I don’t have all the answers on the impact of health-care reform. I have been a small businessman my entire adult life, so I am sensitive to the ramifications of the legislation. In these tough economic times, the last thing small businesses and families need are higher bills. I will do all in my power to insure that the financial burden of health-care reform is not placed on the backs of small business and individuals.

How do we restart the economy?

There is no magic bullet to jumpstarting the economy. There are many interconnected components for a healthy, stable economy. Job creation will be my number-one priority. Additionally, we must restore consumer confidence in spending.

Consumer spending on things like houses, automobiles and other durable goods will help jumpstart manufacturing, which in turn creates jobs.

Again, I have written a three- step plan to getting the economy moving in Arkansas. 1) Establish a federal Quick Action Job Development Closing Fund; 2) encourage the use of clean, abundant, Arkansas-produced natural gas, and 3) deploy high-speed Internet to rural areas and provide incentives to purchase a computer for those who cannot afford one.

What does your family think about you running?

My wife Pam and our three children are supportive. Two of my girls are away at college and cannot campaign with me on a daily basis, but they’ve called and sent texts to all their friends in the district. I am blessed to have family all across the district who are working hard to get me elected. My father, Mark Bryles, is a retired county agent. Over the years, he developed friends in virtually every county in the First District. His network has been helpful. I have a brother who is a farm-implement dealer in Prairie County who has been working hard to help me reach folks in the agriculture community.

Will you support Little Rock Air Force Base if you’re elected?

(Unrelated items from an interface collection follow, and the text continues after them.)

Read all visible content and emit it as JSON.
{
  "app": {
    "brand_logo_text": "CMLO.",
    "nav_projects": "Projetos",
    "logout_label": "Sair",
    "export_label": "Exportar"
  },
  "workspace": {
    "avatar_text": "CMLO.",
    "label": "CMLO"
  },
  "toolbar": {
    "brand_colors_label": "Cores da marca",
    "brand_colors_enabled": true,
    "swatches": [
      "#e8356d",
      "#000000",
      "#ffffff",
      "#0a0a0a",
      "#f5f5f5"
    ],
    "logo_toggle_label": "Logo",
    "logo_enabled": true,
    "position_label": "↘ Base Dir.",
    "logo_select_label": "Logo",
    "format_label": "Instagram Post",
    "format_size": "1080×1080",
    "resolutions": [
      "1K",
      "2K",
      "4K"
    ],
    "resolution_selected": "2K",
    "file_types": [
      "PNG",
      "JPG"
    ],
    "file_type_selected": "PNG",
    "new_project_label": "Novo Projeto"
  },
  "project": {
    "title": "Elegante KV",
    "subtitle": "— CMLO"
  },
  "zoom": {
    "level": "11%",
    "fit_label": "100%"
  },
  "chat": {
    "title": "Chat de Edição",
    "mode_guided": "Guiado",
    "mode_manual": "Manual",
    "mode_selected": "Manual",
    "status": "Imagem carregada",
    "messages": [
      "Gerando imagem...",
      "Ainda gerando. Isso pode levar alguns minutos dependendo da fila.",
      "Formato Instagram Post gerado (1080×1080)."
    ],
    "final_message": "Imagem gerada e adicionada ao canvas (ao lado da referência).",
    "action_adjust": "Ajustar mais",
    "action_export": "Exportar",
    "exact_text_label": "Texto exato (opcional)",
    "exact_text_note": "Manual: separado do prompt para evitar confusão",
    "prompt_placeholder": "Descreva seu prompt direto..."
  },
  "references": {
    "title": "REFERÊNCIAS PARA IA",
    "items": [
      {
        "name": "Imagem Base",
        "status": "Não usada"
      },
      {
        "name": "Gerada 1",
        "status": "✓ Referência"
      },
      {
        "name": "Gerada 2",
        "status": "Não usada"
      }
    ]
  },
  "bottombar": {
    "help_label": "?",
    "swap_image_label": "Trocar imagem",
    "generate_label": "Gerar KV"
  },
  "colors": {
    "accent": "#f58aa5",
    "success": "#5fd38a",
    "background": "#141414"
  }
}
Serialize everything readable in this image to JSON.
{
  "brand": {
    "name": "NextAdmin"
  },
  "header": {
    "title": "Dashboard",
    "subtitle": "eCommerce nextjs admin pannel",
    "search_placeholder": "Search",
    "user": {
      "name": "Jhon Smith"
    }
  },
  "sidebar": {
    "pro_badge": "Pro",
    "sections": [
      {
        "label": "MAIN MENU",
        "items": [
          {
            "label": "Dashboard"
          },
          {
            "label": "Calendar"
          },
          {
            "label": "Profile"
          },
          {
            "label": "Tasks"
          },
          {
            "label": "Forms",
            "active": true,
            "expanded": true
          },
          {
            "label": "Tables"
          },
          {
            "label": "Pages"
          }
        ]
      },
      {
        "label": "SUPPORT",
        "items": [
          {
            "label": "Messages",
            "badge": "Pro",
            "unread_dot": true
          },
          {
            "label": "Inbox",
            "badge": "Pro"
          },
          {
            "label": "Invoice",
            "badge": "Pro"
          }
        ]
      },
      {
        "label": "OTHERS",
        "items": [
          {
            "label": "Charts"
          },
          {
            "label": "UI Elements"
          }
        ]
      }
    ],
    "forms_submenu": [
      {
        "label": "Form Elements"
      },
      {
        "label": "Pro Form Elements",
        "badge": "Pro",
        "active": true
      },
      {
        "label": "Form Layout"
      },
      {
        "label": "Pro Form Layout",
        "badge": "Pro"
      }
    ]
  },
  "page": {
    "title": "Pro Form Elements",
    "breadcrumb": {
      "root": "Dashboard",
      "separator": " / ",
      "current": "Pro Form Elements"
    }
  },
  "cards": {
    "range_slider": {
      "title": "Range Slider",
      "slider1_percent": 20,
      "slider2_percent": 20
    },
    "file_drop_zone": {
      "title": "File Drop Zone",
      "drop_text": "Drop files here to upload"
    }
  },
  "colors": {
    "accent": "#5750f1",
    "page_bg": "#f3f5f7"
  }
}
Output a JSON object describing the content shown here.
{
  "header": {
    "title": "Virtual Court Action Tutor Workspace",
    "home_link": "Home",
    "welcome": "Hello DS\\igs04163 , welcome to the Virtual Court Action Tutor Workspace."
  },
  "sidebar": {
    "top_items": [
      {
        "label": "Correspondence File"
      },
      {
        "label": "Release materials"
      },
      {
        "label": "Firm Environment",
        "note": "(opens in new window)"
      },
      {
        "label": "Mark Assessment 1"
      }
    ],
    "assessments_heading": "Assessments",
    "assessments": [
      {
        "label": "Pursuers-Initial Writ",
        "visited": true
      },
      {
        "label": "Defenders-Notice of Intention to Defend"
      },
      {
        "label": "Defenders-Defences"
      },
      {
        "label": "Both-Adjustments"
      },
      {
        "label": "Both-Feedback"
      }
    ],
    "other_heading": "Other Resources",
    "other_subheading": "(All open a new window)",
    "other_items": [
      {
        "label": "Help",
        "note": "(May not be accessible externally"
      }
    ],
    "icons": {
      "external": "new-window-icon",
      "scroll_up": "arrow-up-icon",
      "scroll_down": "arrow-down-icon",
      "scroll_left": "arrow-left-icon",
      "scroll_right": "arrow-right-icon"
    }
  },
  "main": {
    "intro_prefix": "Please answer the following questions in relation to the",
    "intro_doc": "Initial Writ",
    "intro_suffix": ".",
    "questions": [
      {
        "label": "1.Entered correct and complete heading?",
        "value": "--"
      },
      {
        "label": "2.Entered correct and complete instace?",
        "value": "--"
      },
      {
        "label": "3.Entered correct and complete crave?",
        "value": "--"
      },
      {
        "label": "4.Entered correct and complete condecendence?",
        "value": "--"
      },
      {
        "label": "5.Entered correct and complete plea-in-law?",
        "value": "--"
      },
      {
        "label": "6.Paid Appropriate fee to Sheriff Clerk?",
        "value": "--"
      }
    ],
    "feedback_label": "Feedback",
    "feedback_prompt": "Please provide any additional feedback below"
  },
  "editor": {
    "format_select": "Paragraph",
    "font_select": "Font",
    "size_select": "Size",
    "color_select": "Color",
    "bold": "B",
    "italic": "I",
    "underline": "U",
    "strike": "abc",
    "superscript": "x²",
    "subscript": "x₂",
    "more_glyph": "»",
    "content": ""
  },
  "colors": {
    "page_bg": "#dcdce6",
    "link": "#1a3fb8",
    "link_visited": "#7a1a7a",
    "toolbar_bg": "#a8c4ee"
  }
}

Wholeheartedly! I understand LRAFB’s importance to the community, state and nation. Little Rock Air Force Base is vital to our economic future.